The Frank R. Kent Memorial Lecture honors the late Baltimore
journalist, who served as a Sun correspondent in the
as the paper's managing editor for 10 years. One of the country's
political columnists, he wrote a syndicated column that appeared
than 100 newspapers. Former speakers have included James Reston,
Rich, Ben Bradlee and David Halberstam.
Libraries' catalog now allows access to circulation records
Ever forget when your library books are due? Or, in fact, what books you have checked out? With the latest enhancement of the libraries' Web-based catalog, you'll be able to view your own circulation records.
Here's how it works: Upon entering the Web version of the catalog, note the new option: View Your Borrower Information. This feature allows borrowers to view summary information about items charged and their due dates, any fines and/or notes on the library record, and the status of requests for JHU books.
Individual information is protected through an authentication process. Borrowers must type the barcode number from their J-card or other library card, plus a PIN.
A future enhancement will allow borrowers to renew items online.
New music course to be offered through Arts and Sciences
On stage, musicians make their craft seem almost effortless, bending notes and striking keys just as naturally as other people walk, sleep or even breathe. But behind these performances are years of practice, and sometimes anxiety or even terror that some musicians feel as they perform in front of a hall full of people.
Susan Weiss, a member of the faculty of the Musicology Department at the Peabody Institute, wants Homewood students to be able to get inside the heads of these musicians and also inside the music they are performing.
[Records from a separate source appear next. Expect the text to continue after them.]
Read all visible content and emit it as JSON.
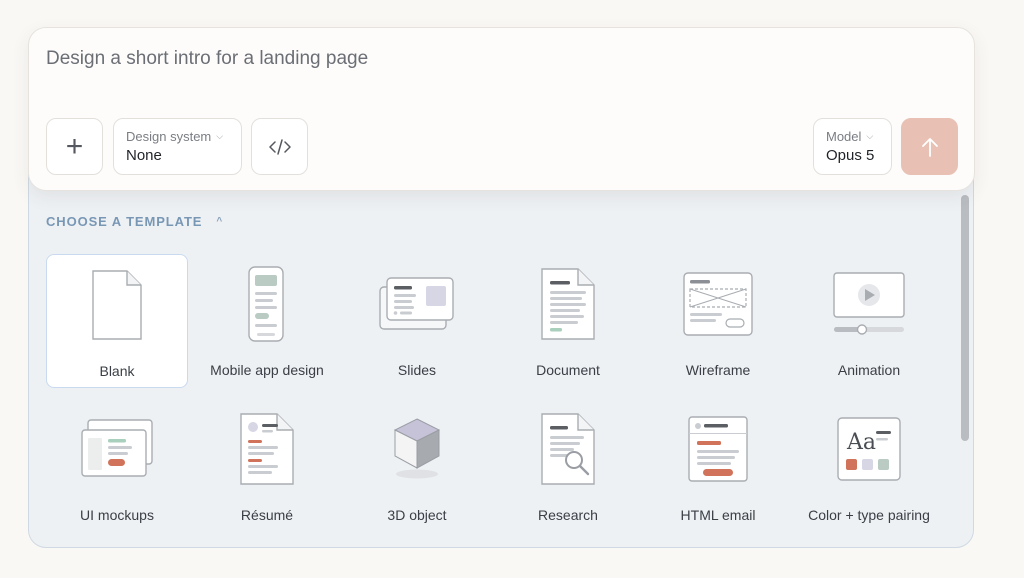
{
  "prompt": {
    "text": "Design a short intro for a landing page"
  },
  "toolbar": {
    "design_system_label": "Design system",
    "design_system_value": "None",
    "model_label": "Model",
    "model_value": "Opus 5"
  },
  "templates": {
    "heading": "CHOOSE A TEMPLATE",
    "items": [
      {
        "label": "Blank",
        "icon": "blank-page-icon",
        "selected": true
      },
      {
        "label": "Mobile app design",
        "icon": "mobile-phone-icon"
      },
      {
        "label": "Slides",
        "icon": "slides-icon"
      },
      {
        "label": "Document",
        "icon": "document-icon"
      },
      {
        "label": "Wireframe",
        "icon": "wireframe-icon"
      },
      {
        "label": "Animation",
        "icon": "animation-icon"
      },
      {
        "label": "UI mockups",
        "icon": "ui-mockups-icon"
      },
      {
        "label": "Résumé",
        "icon": "resume-icon"
      },
      {
        "label": "3D object",
        "icon": "cube-icon"
      },
      {
        "label": "Research",
        "icon": "research-magnifier-icon"
      },
      {
        "label": "HTML email",
        "icon": "email-icon"
      },
      {
        "label": "Color + type pairing",
        "icon": "color-type-icon"
      }
    ]
  },
  "colors": {
    "accent_send": "#e8c1b4",
    "heading": "#7897b5",
    "panel_bg": "#eef1f4",
    "highlight_red": "#d0735a",
    "highlight_green": "#a9cfbd"
  }
}
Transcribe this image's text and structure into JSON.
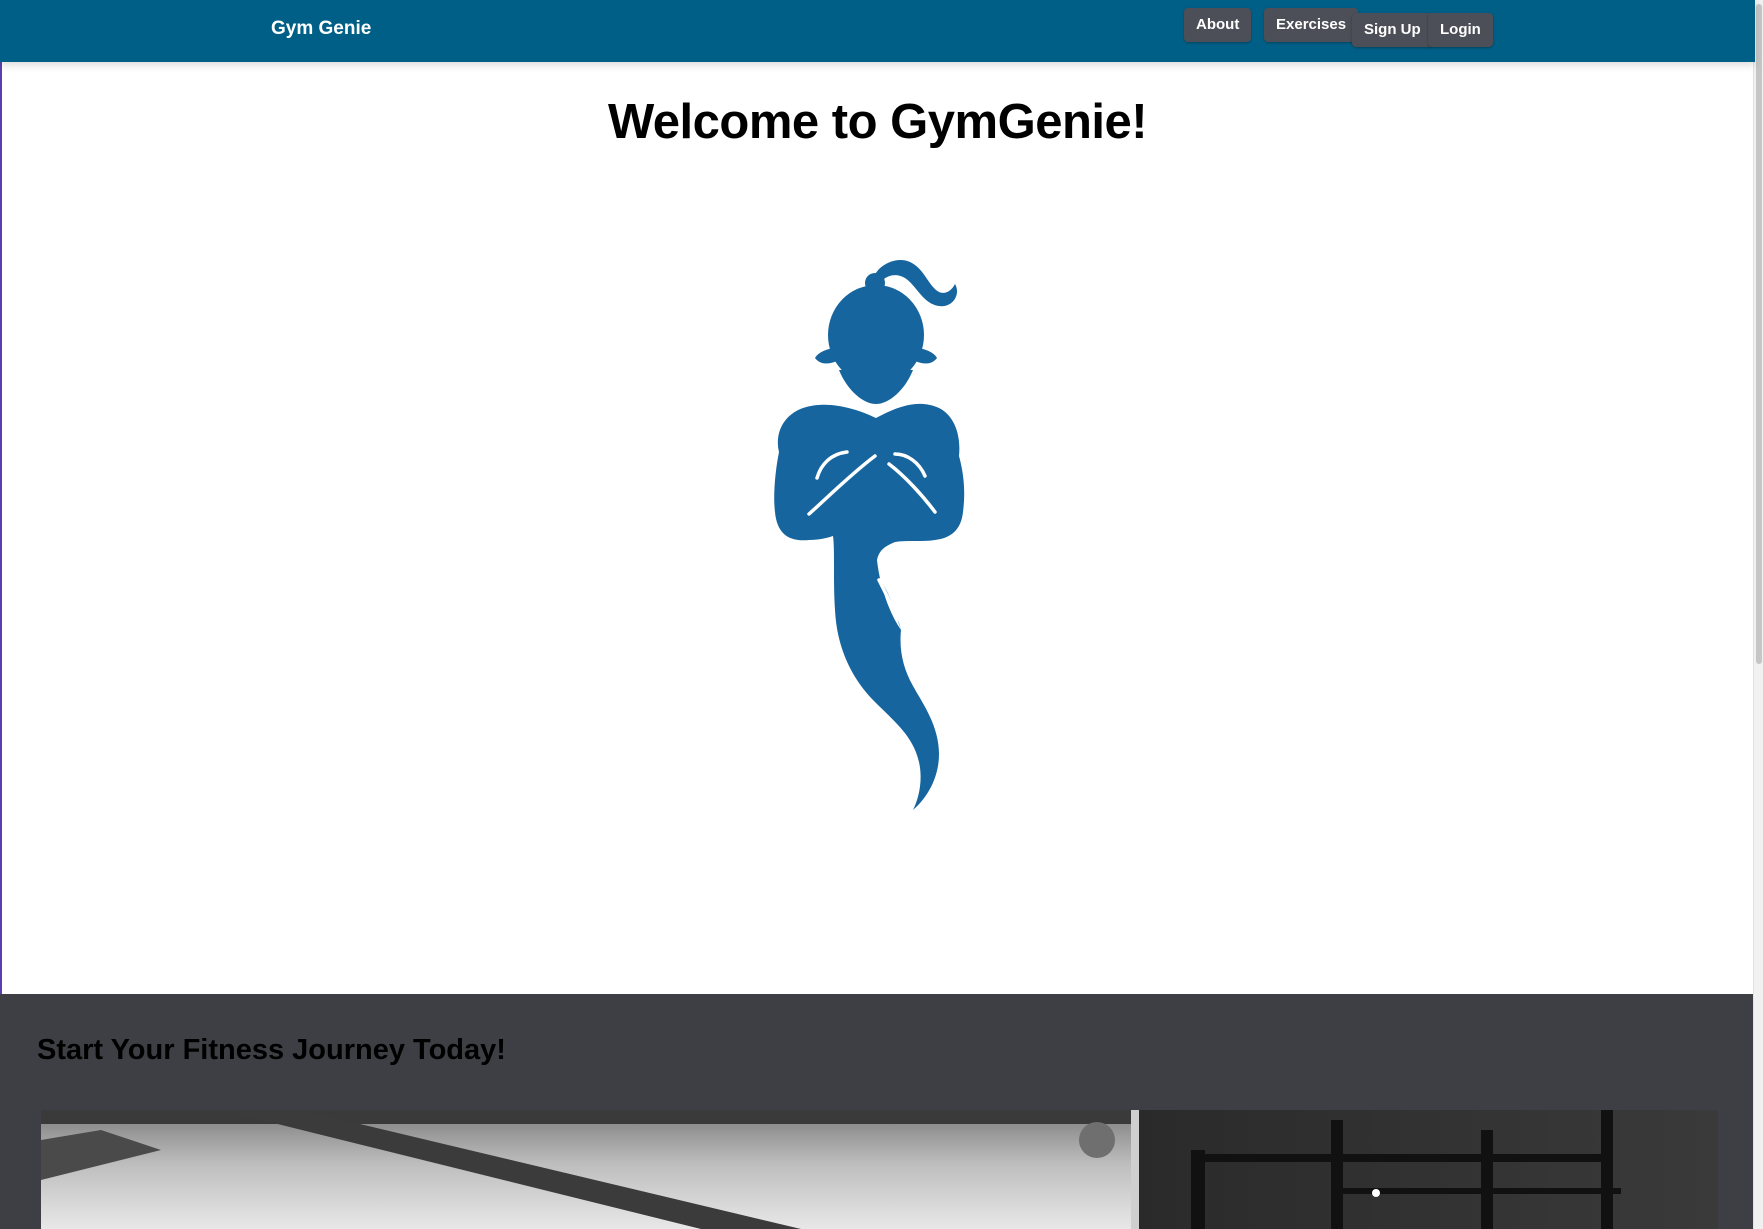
{
  "navbar": {
    "brand": "Gym Genie",
    "buttons": {
      "about": "About",
      "exercises": "Exercises",
      "signup": "Sign Up",
      "login": "Login"
    },
    "bg_color": "#005f86",
    "button_color": "#4c4f57"
  },
  "hero": {
    "title": "Welcome to GymGenie!",
    "logo_icon": "genie-logo",
    "logo_color": "#16659e"
  },
  "journey": {
    "title": "Start Your Fitness Journey Today!",
    "bg_color": "#3e3f44",
    "photo": "gym-photo-grayscale"
  }
}
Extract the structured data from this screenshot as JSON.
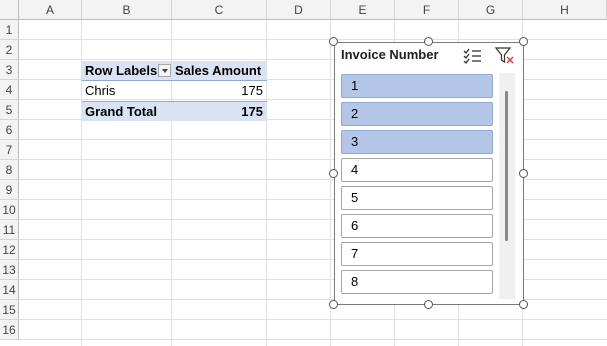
{
  "columns": [
    "A",
    "B",
    "C",
    "D",
    "E",
    "F",
    "G",
    "H"
  ],
  "rows": [
    "1",
    "2",
    "3",
    "4",
    "5",
    "6",
    "7",
    "8",
    "9",
    "10",
    "11",
    "12",
    "13",
    "14",
    "15",
    "16"
  ],
  "pivot": {
    "header_row_labels": "Row Labels",
    "header_sales_amount": "Sales Amount",
    "rows": [
      {
        "label": "Chris",
        "value": "175"
      }
    ],
    "grand_total_label": "Grand Total",
    "grand_total_value": "175"
  },
  "slicer": {
    "title": "Invoice Number",
    "items": [
      {
        "label": "1",
        "selected": true
      },
      {
        "label": "2",
        "selected": true
      },
      {
        "label": "3",
        "selected": true
      },
      {
        "label": "4",
        "selected": false
      },
      {
        "label": "5",
        "selected": false
      },
      {
        "label": "6",
        "selected": false
      },
      {
        "label": "7",
        "selected": false
      },
      {
        "label": "8",
        "selected": false
      }
    ]
  },
  "colors": {
    "pivot_header_fill": "#dae3f3",
    "slicer_selected_fill": "#b4c6e7",
    "clear_filter_accent": "#e23b3b"
  },
  "icons": {
    "multi_select": "multi-select-icon",
    "clear_filter": "clear-filter-icon"
  }
}
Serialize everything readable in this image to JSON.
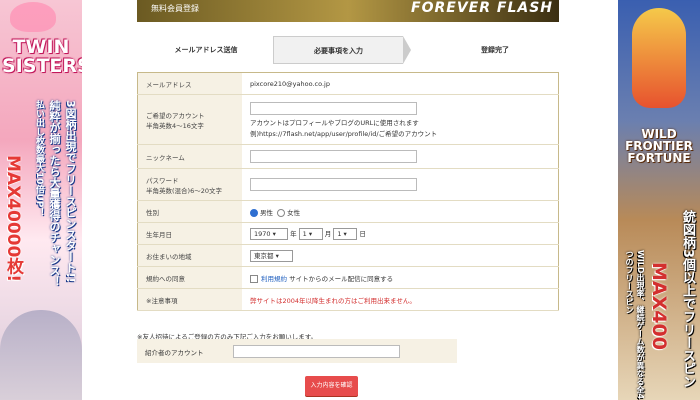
{
  "left_banner": {
    "title": "TWIN SISTERS",
    "vertical_1": "3図柄出現でフリースピンスタート!!",
    "vertical_2": "純粋が揃ったら大量獲得のチャンス！",
    "vertical_3": "払い出し枚数最大10倍UP！",
    "max_text": "MAX40000枚!"
  },
  "right_banner": {
    "title": "WILD FRONTIER FORTUNE",
    "vertical_1": "銃図柄3個以上でフリースピン",
    "vertical_2": "WILD出現率、継続ゲーム数が異なる全4つのフリースピン",
    "max_text": "MAX400"
  },
  "header": {
    "title": "無料会員登録",
    "logo": "FOREVER FLASH"
  },
  "steps": [
    "メールアドレス送信",
    "必要事項を入力",
    "登録完了"
  ],
  "form": {
    "email_label": "メールアドレス",
    "email_value": "pixcore210@yahoo.co.jp",
    "account_label": "ご希望のアカウント",
    "account_sub": "半角英数4〜16文字",
    "account_help": "アカウントはプロフィールやブログのURLに使用されます",
    "account_example": "例)https://7flash.net/app/user/profile/id/ご希望のアカウント",
    "nickname_label": "ニックネーム",
    "password_label": "パスワード",
    "password_sub": "半角英数(混合)6〜20文字",
    "gender_label": "性別",
    "gender_male": "男性",
    "gender_female": "女性",
    "birth_label": "生年月日",
    "birth_year": "1970",
    "birth_year_unit": "年",
    "birth_month": "1",
    "birth_month_unit": "月",
    "birth_day": "1",
    "birth_day_unit": "日",
    "area_label": "お住まいの地域",
    "area_value": "東京都",
    "terms_label": "規約への同意",
    "terms_link": "利用規約",
    "terms_text": "サイトからのメール配信に同意する",
    "notice_label": "※注意事項",
    "notice_text": "弊サイトは2004年以降生まれの方はご利用出来ません。"
  },
  "invite_note": "※友人招待によるご登録の方のみ下記ご入力をお願いします。",
  "referrer_label": "紹介者のアカウント",
  "submit_label": "入力内容を確認"
}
To that end, Weiss has been the guiding force behind Music in Performance, a new course that will be offered through the School of Arts and Sciences.
Weiss will teach the three-credit, third-level course that will be offered in the spring semester. Arranged around a series of live performances by members of the Peabody faculty and some Peabody students, the course will satisfy the undergraduate humanities requirement in Arts and Sciences.
"We [at Peabody] have long felt that Hopkins students want to have more opportunities to study music, and with this course we can introduce them to the subject in a format that is fun and enjoyable," Weiss says.
The music studied will be from many different styles, historical periods and repertoires, including jazz, classical and popular. Students will have an opportunity to interact with the performers as they discover how ideas are translated into music and what goes into making a musical performance.
"I'll also have students attend the opera, symphony and chamber music recitals, where they will learn how to describe what they hear," Weiss says. "I hope they also will learn to have a respect for these performers. This is not a course in facts; I want them to come away with a better understanding of music and maybe even want to pick up an instrument and play it."
The course will meet two afternoons a week, from 1:30 to 3
Thursday and Friday, in the Clipper Room of Shriver Hall. Weiss
class size to be between 100 and 150 students.
Wilmer Eye Institute receives top national ranking
For the third year in a row, the Wilmer Eye Institute has been selected as the best overall eye center in the nation in a survey conducted by Ophthalmology Times.
The No. 1 ranking was attained, in part, by the institute's first-place ranking in the categories of best research and best clinical (patient) care.